_Record set_:

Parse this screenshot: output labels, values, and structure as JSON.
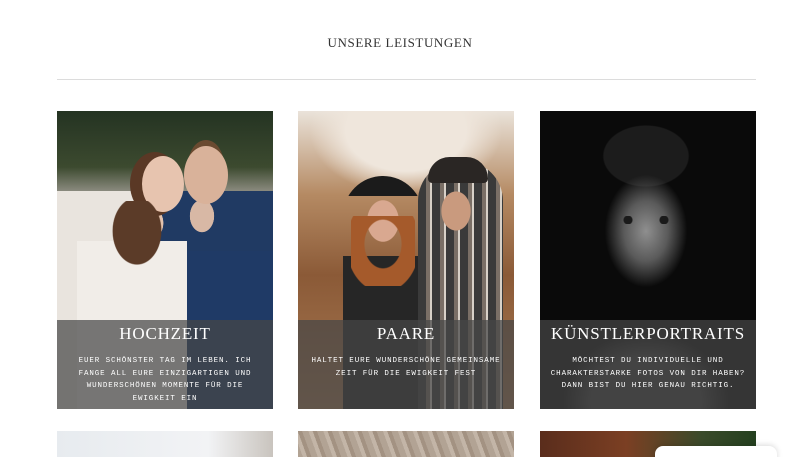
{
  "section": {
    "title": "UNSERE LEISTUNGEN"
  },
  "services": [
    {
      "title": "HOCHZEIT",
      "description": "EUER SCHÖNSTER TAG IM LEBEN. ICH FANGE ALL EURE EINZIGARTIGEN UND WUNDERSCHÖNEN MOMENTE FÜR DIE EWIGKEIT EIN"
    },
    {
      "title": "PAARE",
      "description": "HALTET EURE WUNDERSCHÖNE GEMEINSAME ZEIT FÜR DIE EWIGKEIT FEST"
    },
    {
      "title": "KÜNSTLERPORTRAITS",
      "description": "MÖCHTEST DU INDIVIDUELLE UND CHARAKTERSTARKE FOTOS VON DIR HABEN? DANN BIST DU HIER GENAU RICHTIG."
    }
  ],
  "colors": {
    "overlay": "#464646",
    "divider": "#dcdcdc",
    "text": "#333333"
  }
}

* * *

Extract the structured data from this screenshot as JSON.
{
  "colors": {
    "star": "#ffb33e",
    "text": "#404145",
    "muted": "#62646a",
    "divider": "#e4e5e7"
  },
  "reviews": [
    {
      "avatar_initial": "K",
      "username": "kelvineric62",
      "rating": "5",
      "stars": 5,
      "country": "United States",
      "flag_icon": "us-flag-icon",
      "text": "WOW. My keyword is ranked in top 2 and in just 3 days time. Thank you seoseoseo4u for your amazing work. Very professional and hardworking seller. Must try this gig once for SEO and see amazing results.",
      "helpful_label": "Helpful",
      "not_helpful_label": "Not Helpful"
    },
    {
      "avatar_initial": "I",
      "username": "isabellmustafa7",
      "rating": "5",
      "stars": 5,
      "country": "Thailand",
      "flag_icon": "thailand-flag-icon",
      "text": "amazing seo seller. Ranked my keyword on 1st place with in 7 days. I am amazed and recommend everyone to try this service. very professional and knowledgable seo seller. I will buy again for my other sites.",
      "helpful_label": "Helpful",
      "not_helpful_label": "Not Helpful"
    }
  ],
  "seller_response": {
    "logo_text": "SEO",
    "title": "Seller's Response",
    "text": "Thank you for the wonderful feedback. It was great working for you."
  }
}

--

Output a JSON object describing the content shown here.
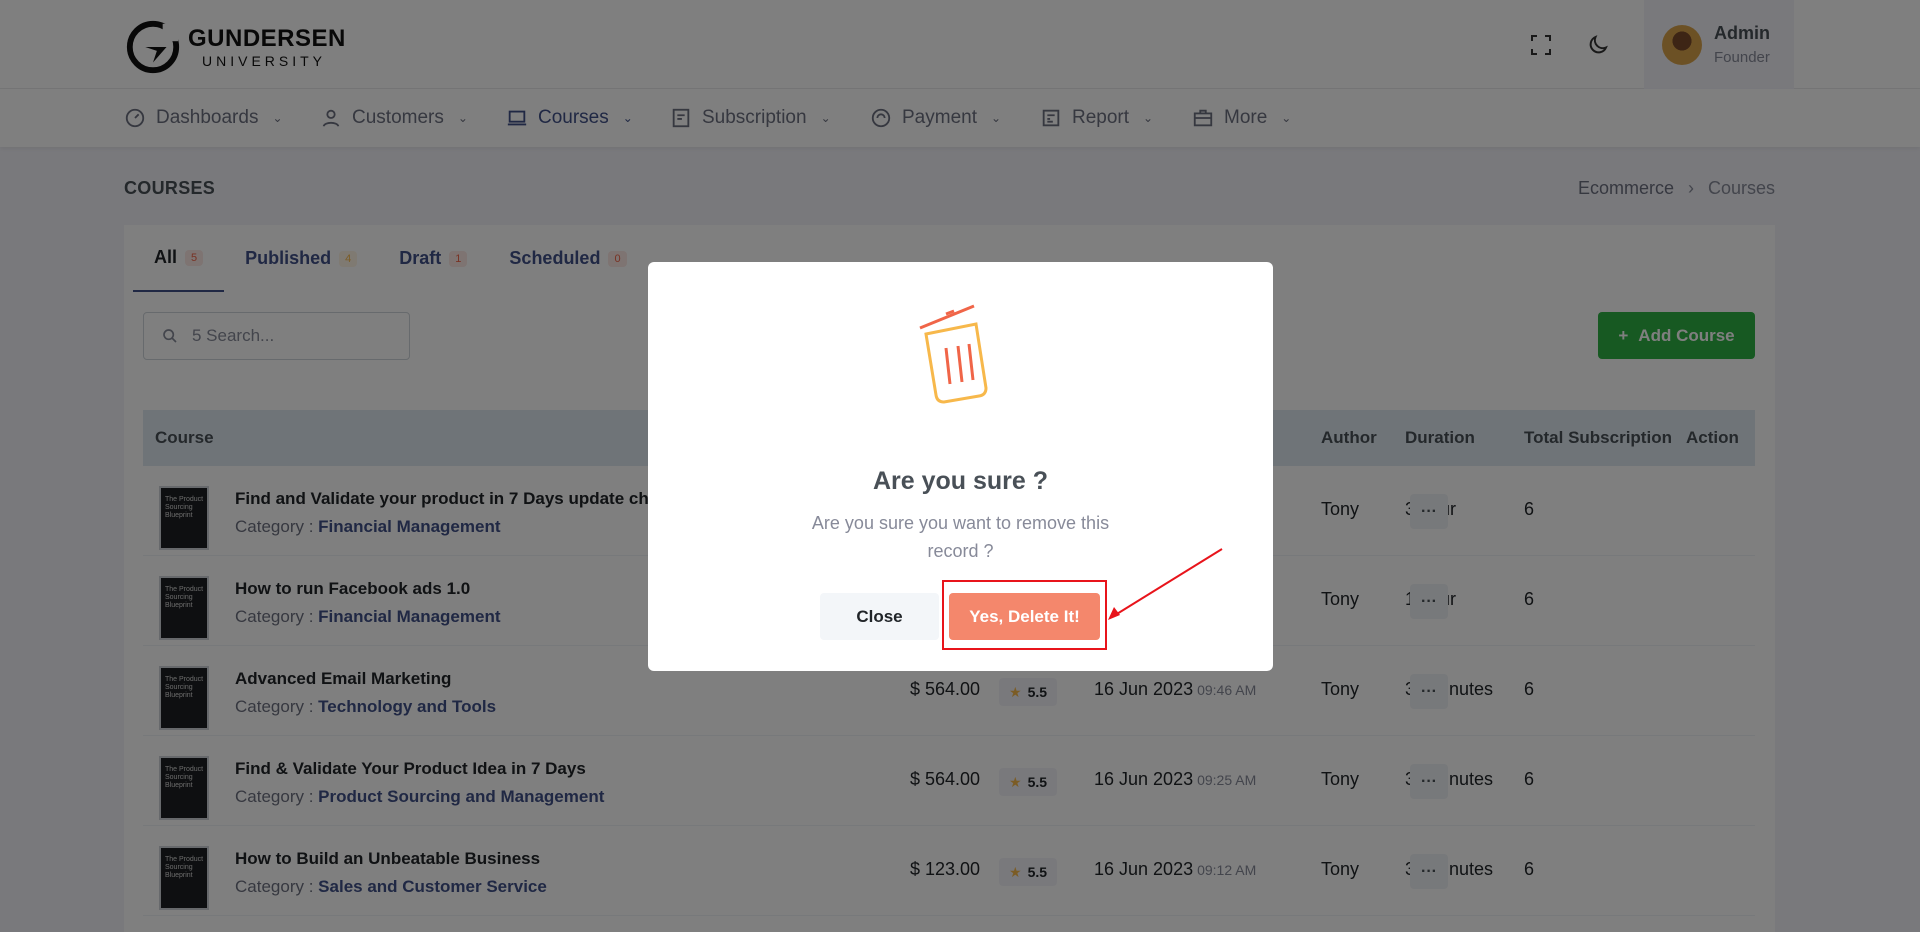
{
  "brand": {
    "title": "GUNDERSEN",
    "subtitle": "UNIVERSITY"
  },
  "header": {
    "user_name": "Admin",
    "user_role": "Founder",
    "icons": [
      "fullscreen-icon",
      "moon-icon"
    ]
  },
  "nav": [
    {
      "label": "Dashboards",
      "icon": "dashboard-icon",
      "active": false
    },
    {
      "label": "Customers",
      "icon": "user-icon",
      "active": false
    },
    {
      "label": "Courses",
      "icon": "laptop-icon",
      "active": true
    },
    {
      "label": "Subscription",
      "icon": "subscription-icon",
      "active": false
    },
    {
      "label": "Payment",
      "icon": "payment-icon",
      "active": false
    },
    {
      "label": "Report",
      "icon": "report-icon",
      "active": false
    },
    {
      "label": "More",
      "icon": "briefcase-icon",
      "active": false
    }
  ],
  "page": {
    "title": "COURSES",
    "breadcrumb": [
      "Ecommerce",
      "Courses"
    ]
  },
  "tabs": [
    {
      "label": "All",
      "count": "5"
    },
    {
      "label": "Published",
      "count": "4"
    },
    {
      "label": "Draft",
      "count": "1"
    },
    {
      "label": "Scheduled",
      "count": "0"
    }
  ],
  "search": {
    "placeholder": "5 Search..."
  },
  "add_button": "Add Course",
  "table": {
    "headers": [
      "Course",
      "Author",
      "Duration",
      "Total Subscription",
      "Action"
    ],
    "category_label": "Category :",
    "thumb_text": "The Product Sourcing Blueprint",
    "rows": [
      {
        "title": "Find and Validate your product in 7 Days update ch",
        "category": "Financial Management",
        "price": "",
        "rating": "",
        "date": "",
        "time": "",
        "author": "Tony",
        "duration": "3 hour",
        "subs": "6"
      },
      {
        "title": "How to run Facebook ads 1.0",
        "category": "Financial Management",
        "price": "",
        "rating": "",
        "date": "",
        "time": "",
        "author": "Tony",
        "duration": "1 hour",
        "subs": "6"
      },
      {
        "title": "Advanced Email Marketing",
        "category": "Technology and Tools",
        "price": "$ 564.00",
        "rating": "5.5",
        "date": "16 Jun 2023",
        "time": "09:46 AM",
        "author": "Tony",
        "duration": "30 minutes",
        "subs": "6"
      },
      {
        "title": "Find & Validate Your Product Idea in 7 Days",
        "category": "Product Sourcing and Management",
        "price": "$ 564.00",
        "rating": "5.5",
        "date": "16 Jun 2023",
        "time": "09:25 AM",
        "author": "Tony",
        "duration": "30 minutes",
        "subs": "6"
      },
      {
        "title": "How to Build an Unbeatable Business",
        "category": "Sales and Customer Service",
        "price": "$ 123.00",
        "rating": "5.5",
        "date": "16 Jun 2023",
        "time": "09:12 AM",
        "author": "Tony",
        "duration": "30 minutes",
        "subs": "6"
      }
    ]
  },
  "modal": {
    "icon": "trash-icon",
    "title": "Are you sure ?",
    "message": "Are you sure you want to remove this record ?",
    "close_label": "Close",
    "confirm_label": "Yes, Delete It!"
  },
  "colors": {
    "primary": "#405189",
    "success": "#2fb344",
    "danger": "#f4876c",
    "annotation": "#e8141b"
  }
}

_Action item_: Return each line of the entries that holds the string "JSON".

_Solution to the problem_:
Parse this screenshot: output labels, values, and structure as JSON.
Extract the structured data from this screenshot as JSON.
Output a JSON object describing the content shown here.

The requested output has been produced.